TASK DETAILS: Check every line of the data for the word "this", and copy those that have it.

GIVEN RECORDS:

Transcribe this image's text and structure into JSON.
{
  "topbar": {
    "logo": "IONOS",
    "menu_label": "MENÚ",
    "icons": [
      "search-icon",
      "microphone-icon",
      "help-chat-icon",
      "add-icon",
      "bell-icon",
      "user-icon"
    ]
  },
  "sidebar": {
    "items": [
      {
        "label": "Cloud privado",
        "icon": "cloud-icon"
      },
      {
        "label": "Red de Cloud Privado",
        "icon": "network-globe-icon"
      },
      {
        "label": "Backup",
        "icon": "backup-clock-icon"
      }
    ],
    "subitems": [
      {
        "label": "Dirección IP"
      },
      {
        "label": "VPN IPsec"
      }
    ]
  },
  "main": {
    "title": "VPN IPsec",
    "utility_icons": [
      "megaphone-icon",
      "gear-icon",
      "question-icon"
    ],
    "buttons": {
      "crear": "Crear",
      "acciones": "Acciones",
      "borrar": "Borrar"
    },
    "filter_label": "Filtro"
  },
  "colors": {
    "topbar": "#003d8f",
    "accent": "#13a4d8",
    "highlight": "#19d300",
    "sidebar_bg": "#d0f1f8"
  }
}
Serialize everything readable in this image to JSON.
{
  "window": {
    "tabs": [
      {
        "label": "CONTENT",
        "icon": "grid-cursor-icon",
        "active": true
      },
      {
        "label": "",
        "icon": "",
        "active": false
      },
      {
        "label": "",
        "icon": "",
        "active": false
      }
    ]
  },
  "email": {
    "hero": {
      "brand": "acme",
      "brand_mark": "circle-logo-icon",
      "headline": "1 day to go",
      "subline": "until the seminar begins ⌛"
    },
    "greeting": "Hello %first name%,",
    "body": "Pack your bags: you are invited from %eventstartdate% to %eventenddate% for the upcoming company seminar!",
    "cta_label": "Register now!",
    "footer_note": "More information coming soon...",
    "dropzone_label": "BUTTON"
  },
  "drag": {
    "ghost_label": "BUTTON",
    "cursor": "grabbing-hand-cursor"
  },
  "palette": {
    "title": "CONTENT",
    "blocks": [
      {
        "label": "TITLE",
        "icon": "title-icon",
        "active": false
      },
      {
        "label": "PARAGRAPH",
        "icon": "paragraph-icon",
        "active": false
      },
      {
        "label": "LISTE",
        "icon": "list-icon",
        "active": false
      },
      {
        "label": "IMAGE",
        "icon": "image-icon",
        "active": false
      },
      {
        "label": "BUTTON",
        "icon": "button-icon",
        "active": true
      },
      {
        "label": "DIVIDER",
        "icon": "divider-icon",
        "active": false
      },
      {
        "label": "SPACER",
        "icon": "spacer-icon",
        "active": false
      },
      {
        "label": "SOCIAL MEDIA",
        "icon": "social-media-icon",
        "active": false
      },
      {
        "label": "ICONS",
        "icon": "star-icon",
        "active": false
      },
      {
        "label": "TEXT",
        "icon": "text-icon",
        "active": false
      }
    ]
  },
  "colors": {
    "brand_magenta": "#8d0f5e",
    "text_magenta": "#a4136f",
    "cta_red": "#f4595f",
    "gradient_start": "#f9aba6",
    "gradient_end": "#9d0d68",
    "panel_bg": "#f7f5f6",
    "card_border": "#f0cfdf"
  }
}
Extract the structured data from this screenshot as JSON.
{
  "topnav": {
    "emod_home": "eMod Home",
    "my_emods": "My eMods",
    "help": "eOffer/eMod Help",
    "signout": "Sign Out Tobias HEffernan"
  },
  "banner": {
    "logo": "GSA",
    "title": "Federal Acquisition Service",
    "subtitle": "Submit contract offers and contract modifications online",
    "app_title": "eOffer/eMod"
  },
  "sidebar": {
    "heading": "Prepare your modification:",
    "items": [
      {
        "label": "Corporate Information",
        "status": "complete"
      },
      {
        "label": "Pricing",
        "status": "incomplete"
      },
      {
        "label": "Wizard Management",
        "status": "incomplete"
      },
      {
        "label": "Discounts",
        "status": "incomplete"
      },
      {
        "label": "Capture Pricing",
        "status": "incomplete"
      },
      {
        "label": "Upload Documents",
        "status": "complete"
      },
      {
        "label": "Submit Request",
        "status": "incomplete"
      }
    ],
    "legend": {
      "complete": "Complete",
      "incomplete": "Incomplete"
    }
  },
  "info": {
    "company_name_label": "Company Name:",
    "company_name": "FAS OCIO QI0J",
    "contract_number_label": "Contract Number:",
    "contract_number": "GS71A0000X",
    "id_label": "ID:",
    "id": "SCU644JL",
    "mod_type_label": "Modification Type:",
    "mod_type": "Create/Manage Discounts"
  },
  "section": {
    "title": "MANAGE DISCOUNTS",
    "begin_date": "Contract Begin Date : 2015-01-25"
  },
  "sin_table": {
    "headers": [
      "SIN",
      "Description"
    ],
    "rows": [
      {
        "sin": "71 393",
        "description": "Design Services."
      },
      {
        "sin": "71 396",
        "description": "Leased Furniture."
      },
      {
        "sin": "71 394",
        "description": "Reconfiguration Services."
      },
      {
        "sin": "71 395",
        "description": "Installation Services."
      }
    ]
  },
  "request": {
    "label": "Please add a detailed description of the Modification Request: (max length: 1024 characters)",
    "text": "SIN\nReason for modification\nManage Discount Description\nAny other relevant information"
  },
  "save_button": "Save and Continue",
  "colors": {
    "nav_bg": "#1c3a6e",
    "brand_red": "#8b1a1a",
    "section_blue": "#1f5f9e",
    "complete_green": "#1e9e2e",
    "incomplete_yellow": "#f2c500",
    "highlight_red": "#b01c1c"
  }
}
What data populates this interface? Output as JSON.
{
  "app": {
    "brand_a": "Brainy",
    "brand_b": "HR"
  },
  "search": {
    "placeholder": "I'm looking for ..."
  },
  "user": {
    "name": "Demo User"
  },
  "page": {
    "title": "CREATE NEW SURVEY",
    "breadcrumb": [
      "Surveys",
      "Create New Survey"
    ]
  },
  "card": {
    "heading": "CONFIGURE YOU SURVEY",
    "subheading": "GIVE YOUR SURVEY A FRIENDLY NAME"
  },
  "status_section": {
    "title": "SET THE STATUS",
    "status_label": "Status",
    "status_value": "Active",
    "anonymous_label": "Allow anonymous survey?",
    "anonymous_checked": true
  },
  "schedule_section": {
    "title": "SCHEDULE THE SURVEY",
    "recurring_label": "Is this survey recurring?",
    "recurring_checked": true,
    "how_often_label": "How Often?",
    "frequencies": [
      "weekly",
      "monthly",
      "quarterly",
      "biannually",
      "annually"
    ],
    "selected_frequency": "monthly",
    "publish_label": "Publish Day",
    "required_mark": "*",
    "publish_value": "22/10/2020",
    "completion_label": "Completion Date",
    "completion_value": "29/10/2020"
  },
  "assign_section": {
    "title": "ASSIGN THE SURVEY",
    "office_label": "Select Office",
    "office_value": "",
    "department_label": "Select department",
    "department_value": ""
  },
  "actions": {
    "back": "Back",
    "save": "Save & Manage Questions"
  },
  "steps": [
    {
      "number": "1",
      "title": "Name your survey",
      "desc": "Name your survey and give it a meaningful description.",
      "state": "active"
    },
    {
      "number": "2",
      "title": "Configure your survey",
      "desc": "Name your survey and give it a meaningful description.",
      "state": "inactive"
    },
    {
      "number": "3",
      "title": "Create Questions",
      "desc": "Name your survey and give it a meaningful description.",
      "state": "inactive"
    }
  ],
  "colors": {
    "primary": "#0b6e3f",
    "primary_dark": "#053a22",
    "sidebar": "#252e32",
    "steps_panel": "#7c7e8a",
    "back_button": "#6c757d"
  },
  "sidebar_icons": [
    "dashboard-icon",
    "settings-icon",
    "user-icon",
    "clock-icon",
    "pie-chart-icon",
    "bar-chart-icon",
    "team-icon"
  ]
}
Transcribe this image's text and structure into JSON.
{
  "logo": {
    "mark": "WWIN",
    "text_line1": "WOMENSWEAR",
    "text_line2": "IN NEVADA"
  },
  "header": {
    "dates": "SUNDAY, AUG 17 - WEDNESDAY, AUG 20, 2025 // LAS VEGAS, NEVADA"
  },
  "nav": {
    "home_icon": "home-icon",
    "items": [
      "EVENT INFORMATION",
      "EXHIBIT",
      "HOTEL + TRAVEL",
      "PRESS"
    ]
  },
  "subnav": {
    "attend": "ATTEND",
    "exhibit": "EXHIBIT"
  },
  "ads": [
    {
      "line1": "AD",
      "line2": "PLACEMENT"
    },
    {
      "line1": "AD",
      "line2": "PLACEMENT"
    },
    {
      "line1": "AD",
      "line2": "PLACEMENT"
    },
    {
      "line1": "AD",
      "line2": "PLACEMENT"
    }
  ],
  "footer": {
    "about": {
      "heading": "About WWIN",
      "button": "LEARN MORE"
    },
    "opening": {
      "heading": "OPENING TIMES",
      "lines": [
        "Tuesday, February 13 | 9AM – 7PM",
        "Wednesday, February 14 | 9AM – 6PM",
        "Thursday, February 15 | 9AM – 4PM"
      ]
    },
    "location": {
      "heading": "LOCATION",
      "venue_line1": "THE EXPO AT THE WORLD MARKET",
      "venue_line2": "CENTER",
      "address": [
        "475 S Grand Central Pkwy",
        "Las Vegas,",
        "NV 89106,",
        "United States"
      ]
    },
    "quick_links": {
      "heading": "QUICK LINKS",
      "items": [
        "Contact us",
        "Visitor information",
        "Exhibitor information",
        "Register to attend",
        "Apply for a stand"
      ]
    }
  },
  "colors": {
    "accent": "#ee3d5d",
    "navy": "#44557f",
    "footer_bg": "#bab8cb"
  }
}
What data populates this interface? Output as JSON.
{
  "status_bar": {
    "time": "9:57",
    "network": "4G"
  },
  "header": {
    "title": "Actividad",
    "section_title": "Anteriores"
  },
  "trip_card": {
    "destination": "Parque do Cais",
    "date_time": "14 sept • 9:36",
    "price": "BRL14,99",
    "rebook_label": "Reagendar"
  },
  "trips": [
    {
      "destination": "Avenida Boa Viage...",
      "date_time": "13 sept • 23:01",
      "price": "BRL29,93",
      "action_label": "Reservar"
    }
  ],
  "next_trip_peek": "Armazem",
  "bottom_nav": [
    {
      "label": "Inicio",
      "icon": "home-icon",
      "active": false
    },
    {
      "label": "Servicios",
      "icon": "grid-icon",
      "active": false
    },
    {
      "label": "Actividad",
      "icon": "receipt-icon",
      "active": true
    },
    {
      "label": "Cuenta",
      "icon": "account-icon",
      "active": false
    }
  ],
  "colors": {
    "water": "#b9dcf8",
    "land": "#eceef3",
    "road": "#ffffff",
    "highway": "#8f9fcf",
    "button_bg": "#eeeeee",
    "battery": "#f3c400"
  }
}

EXPECTED ANSWER:
Transcribe this image's text and structure into JSON.
Serialize everything readable in this image to JSON.
Extract the structured data from this screenshot as JSON.
What data populates this interface? Output as JSON.
    "recurring_label": "Is this survey recurring?",
Transcribe this image's text and structure into JSON.
What data populates this interface? Output as JSON.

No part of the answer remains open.